This is often a cycle where one spouse feels their needs are not met and so thinks “if you aren’t going to look after me then why should I look after you?” Obviously this is a negative communication style and leads to poor marital quality. Couples can avoid this by breaking the “like for like” cycle: start meeting your spouse’s needs even if they don’t meet yours. This will make them more likely to want to look after you next time you are ill.

So understanding how your spouse wants to be treated while ill, and making the effort to act accordingly is the a great way to improve marital quality during illness. Give it a shot, let us know how it goes!

And I just want to say to all my bro-dudes out there who are down with a cold right now. I feel your pain, man, I really do. Hope your wife is showing you some love. You take care of yourself ok?


References

[i] Kyle Sue, “The Science behind ‘Man Flu,’” BMJ 359 (December 11, 2017): j5560, https://doi.org/10.1136/bmj.j5560.

[ii] Lucas T. van Eijk et al., “Gender Differences in the Innate Immune Response and Vascular Reactivity Following the Administration of Endotoxin to Human Volunteers,” Critical Care Medicine 35, no. 6 (June 2007): 1464–69, https://doi.org/10.1097/01.CCM.0000266534.14262.E8.

[iii] van Eijk et al.

[iv] Julie Lasselin et al., “Sickness Behavior Is Not All about the Immune Response: Possible Roles of Expectations and Prediction Errors in the Worry of Being Sick,” Brain, Behavior, and Immunity 74 (November 2018): 213–21, https://doi.org/10.1016/j.bbi.2018.09.008.

[v] Paul M. Galdas, Francine Cheater, and Paul Marshall, “Men and Health Help-Seeking Behaviour: Literature Review,” Journal of Advanced Nursing 49, no. 6 (2005): 616–23, https://doi.org/10.1111/j.1365-2648.2004.03331.x.

[vi] Lasselin et al., “Sickness Behavior Is Not All about the Immune Response.”

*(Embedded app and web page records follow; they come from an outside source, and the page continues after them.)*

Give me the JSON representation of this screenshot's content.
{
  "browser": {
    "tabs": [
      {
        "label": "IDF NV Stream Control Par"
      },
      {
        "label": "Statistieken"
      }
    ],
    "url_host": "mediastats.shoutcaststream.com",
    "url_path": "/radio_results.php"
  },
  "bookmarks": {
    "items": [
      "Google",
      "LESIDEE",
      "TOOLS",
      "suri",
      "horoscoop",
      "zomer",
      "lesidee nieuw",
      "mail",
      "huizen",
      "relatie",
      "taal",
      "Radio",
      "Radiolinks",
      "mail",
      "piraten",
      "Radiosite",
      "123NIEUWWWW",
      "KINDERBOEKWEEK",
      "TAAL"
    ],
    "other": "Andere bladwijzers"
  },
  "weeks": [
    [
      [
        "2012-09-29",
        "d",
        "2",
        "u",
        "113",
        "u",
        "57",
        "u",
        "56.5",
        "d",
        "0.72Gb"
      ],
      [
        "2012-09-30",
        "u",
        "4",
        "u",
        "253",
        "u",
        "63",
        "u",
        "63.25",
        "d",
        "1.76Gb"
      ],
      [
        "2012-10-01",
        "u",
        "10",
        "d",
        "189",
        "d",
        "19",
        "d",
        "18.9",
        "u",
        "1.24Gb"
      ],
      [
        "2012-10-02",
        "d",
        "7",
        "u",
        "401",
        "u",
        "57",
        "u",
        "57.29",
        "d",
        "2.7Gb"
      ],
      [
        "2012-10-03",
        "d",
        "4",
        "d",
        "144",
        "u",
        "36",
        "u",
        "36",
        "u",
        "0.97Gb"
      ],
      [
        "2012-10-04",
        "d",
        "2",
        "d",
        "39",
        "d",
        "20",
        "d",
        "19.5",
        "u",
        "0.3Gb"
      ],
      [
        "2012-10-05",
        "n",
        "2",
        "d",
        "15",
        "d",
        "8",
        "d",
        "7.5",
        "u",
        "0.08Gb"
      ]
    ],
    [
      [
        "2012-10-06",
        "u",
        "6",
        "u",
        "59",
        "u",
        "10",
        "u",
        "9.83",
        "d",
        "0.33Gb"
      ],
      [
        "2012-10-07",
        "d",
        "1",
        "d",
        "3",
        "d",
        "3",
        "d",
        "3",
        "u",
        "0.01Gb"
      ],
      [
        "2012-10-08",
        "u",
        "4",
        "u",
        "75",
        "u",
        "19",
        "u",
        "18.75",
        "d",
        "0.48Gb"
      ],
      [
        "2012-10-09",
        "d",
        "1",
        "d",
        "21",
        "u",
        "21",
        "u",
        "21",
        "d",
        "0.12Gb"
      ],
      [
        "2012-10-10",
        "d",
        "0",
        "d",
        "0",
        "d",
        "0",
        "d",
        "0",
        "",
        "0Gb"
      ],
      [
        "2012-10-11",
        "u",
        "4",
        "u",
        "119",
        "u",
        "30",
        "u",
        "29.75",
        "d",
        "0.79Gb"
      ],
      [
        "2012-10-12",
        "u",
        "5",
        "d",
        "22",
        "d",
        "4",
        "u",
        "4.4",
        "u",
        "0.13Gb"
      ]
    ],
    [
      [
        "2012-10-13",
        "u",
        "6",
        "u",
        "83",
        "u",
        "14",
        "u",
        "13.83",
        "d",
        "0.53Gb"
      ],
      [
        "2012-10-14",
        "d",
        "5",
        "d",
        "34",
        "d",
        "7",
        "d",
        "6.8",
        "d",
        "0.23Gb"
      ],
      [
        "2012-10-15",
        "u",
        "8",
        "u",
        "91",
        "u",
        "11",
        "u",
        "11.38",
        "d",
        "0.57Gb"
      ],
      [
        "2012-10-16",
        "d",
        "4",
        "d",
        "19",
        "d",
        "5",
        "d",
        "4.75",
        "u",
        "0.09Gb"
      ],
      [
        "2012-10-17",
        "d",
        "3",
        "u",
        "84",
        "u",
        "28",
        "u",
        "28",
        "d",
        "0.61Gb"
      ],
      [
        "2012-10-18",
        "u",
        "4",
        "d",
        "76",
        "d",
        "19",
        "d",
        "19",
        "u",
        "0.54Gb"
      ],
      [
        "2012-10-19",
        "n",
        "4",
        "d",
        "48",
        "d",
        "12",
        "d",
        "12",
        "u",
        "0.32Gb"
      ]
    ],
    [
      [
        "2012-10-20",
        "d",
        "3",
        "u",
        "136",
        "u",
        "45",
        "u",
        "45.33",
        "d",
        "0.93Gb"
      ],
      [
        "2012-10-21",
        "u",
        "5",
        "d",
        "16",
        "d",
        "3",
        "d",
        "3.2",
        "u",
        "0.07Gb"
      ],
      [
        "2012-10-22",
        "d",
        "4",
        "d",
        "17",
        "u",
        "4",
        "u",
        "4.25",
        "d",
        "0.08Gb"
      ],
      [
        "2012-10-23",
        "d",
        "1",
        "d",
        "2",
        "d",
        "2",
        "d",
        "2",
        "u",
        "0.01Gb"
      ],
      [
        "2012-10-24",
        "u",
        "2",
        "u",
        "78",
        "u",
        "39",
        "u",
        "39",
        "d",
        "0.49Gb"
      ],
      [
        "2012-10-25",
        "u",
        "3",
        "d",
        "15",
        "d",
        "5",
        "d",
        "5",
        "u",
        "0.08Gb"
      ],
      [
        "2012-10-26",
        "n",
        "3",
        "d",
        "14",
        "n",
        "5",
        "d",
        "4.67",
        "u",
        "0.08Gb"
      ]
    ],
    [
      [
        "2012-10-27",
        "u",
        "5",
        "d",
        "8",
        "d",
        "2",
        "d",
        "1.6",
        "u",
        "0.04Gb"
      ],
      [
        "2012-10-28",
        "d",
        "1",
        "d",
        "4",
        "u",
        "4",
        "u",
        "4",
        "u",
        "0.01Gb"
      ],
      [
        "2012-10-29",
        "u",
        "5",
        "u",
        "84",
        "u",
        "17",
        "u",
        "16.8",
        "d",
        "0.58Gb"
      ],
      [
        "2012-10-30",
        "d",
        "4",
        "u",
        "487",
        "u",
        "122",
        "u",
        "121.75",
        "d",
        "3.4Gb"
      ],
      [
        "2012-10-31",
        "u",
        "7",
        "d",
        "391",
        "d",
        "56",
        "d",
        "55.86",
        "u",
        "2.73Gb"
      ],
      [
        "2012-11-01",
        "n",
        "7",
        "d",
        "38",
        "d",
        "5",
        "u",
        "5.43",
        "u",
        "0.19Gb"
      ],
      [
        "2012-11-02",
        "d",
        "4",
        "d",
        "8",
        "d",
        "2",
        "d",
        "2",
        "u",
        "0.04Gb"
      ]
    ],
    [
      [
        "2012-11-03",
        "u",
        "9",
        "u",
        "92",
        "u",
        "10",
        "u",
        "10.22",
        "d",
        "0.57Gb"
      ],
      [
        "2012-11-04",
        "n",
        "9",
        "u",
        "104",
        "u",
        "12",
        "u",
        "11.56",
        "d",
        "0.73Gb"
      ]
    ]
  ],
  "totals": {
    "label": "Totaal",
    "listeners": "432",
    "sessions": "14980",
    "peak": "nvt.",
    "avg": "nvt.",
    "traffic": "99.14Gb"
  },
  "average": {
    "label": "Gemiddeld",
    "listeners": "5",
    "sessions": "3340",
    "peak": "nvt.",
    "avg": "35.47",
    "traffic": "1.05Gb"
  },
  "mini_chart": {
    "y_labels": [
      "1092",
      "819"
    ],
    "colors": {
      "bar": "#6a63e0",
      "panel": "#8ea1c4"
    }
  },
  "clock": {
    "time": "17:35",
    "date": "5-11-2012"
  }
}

[vii] Kandi L. Walker and Fran C. Dickson, “An Exploration of Illness-Related Narratives in Marriage: The Identification                 of Illness-Identity Scripts,” Journal of Social and Personal Relationships 21, no. 4 (August 1, 2004): 527–44, https://doi.org/10.1177/0265407504044846.